Malinche: The Voice of a Nation 37 woman in both the Spanish and Aztec cultures. She convinced him that the Spaniards would treat him with respect and intimated that Cortes was the reincamation o f the feathered serpent, Quetzalcoatl. The Aztec leader invited the Spanish into the city and provided them with suitable accommodations. He took Cortes to the top o f his great temple. Speaking through his young interpreter, Cortes asked the Emperor o f the Aztecs if he would remove the pagan idols, so that the Spaniards could erect a cross and an image o f Our Lady. Montezuma replied, “If I had known you were going to utter these insults I would not have shown you my gods” (Diaz 237). Eight days later Cortes took Montezuma prisoner. Cortes forced Montezuma to call his chief nobles to a special meeting. He demanded that the Aztecs come under the protection o f the Spanish king and took hostages ffom noble families to ensure that they kept their word. W hen Montezuma ordered his people to acquiesce to the demands o f Cortes, a struggle broke out. In the ensuing melee, the Aztecs killed Montezuma. Cuitlahuac, his successor, continued the resistance. When the Aztecs prevailed, Cortes ordered his soldiers to fill the causeways with debris and led them out o f the city at night, La Noche Triste. Düring this escape, Malinche separated from the main body o f soldiers. When they reunited, Diaz commented, “how glad we were to see our Dofia Marina” (302). The Spanish lost the gold they had looted from M ontezuma’s treasure house, but escaped with their lives and took reftige with the tribal groups that opposed the Aztecs. Meanwhile, the indigenous people feil victim to small pox, a disease unknown in the Americas before the arrival o f the Spaniards.

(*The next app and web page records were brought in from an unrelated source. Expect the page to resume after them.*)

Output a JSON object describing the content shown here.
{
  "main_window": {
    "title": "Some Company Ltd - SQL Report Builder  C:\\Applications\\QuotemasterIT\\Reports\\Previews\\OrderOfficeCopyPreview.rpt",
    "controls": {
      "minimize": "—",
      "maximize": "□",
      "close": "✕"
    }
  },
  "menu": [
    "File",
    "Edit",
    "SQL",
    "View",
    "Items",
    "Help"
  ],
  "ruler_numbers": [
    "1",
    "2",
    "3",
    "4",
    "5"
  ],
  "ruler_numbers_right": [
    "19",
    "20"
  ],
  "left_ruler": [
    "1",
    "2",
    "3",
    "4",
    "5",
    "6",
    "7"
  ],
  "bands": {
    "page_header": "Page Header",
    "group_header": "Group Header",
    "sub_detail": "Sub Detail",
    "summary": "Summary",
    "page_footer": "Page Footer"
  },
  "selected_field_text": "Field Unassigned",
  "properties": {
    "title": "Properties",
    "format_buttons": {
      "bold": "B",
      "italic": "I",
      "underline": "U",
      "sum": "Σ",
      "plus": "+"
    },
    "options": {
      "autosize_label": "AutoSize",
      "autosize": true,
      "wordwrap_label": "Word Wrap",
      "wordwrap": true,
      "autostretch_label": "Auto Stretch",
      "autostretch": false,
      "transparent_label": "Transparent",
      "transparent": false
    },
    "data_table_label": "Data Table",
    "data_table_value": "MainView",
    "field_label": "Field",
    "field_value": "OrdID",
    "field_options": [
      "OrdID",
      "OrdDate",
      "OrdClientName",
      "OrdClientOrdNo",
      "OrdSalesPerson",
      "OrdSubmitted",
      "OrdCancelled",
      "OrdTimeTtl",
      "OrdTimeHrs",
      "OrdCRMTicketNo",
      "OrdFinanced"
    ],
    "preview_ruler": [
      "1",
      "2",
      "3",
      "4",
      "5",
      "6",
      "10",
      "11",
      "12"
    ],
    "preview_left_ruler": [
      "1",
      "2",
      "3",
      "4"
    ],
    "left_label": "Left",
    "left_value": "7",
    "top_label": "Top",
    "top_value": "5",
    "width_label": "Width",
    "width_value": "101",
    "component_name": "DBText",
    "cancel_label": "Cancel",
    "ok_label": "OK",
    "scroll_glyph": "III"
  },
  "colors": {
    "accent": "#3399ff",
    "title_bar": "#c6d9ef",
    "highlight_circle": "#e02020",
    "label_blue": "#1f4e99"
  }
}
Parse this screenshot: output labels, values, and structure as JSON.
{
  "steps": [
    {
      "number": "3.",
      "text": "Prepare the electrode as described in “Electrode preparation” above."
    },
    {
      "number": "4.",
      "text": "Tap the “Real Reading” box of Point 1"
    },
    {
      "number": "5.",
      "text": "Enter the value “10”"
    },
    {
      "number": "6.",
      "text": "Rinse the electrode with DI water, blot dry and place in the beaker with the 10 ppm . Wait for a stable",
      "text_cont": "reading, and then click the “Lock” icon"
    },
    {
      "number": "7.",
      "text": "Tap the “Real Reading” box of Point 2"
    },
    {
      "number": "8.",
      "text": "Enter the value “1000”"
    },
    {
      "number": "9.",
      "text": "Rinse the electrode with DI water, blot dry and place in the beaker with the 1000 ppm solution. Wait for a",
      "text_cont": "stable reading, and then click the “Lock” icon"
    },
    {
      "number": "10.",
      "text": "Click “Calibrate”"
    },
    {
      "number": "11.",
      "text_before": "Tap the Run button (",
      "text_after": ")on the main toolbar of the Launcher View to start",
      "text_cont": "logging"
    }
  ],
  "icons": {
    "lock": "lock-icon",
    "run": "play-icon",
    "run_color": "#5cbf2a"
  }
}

According to Sahagun, the disease “spread over the people with great destruction o f men” and weakened “the brave Mexican warriors” (64). The defense o f Tenochtitlan crumbled. Spanish soldiers recaptured the Capital in 1521. Malinche and Cortes settled in Coyoacan, a village near Tenochtitlan, where she gave birth to the conquistador’s son, Martin Cortes, in 1522. Most Mexicans regard Martin as the first mestizo. In actuality, Gonzalo Gurerrero, a shipwrecked sailor fathered several children before the birth o f M alinche’s son. In 1524, Malinche and Cortes joum eyed to Honduras in pursuit o f Spanish rebels. Düring this expedition, Malinche reunited with her mother and forgave her, according to Diaz (86). After his Spanish wife arrived from Cuba, Cortes insisted Malinche marry one o f his lieutenants. Diaz stated that Malinche